“With Sadio it’s another story,” says Seck, a former vice-president of the Senegalese Football Association. “The team is no longer individuals because the strongest is not here, so we have to fight together to succeed. But each team has its own injuries so we can’t cry about that. Against England we will be missing four players due to injuries and suspensions and they all have a lot of experience. So it’s a different team but they will all be focused and ready to fight.”
In Qatar, Cissé has been happy to allow El Hadji Diouf – a teammate from the side that famously reached the last eight at the 2002 World Cup – to do most of the talking. The former Liverpool forward is Sall’s special adviser for sport as he targets becoming president of the Senegalese FA one day, although there is no doubt who calls the shots when it comes to the team.
“Aliou has proved he is an excellent coach with very strong and solid knowledge of the game,” says Seck. “He has been in football for more than 30 years and has been our manager since 2015. All his boys understand what he is telling them to do in preparation for the games. And this is enough to inspire them to follow him when they go on to the pitch. Having Aliou Cissé in charge of this team is one of our biggest strengths.”
Khalilou Fadiga, a former Bolton and Coventry winger and another member of the famous 2002 side who were defeated by Turkey after shocking the holders France in the opening match thanks to Papa Bouba Diop’s winner, is also in Qatar to add his experience to the Senegal party. But could the ice-cool Cissé, who captained that team before playing for Birmingham and Portsmouth in the Premier League, become the first African manager in the Premier League one day?
“If you had one clever president in the Premier League I think that he could be a very good manager,” says Seck. “I’ve been very close to him in the management of the national team for a long time so I know him very well and I’m sure he has the ability to lead a very good project in club football. And I know that Aliou Cissé is prepared to go there and make it.”

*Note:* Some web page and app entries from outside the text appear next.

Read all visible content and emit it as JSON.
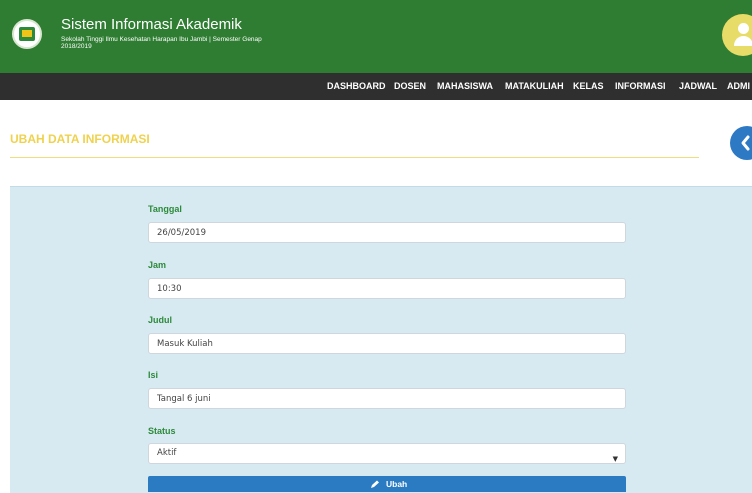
{
  "header": {
    "title": "Sistem Informasi Akademik",
    "subtitle_line1": "Sekolah Tinggi Ilmu Kesehatan Harapan Ibu Jambi | Semester Genap",
    "subtitle_line2": "2018/2019"
  },
  "nav": {
    "items": [
      "DASHBOARD",
      "DOSEN",
      "MAHASISWA",
      "MATAKULIAH",
      "KELAS",
      "INFORMASI",
      "JADWAL",
      "ADMI"
    ]
  },
  "page": {
    "title": "UBAH DATA INFORMASI"
  },
  "form": {
    "tanggal": {
      "label": "Tanggal",
      "value": "26/05/2019"
    },
    "jam": {
      "label": "Jam",
      "value": "10:30"
    },
    "judul": {
      "label": "Judul",
      "value": "Masuk Kuliah"
    },
    "isi": {
      "label": "Isi",
      "value": "Tangal 6 juni"
    },
    "status": {
      "label": "Status",
      "value": "Aktif"
    },
    "submit_label": "Ubah"
  },
  "colors": {
    "header_bg": "#2f7d32",
    "nav_bg": "#2f2f2f",
    "title_accent": "#efd24e",
    "panel_bg": "#d7eaf2",
    "label_green": "#2d8a3a",
    "button_blue": "#2b7bc2"
  },
  "icons": [
    "school-logo-icon",
    "user-avatar-icon",
    "chevron-left-icon",
    "pencil-icon",
    "caret-down-icon"
  ]
}
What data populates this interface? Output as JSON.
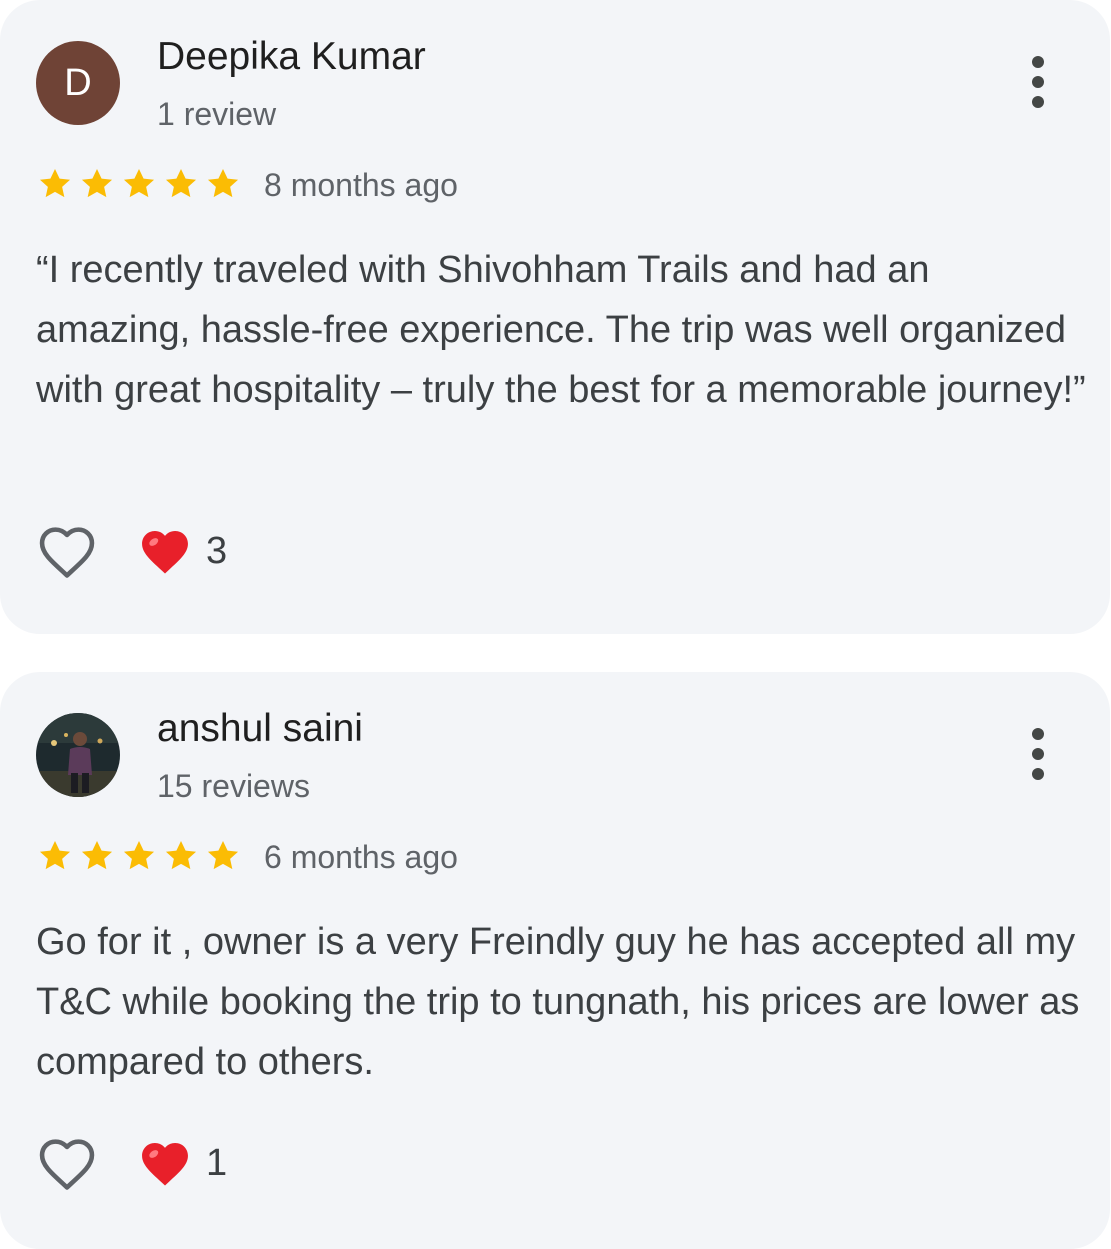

For now, Cissé has his sights set on making more history against England. After the victory in Seoul over their former colonial masters France 20 years ago Senegal’s then president, Abdoulaye Wade, declared a national holiday and Seck is adamant that overcoming Gareth Southgate’s side could have even more significance.
“This would be more historic because it would mean a place in the quarter-finals,” he says. “I think that England are the favourites but the game is not yet over. We are talking about football and, in football, faith is very important. Our team has faith, courage and we will fight. It won’t be easy for England – there’s definitely a quiet confidence about our team. Let’s see what happens but we will be ready to take our chance.”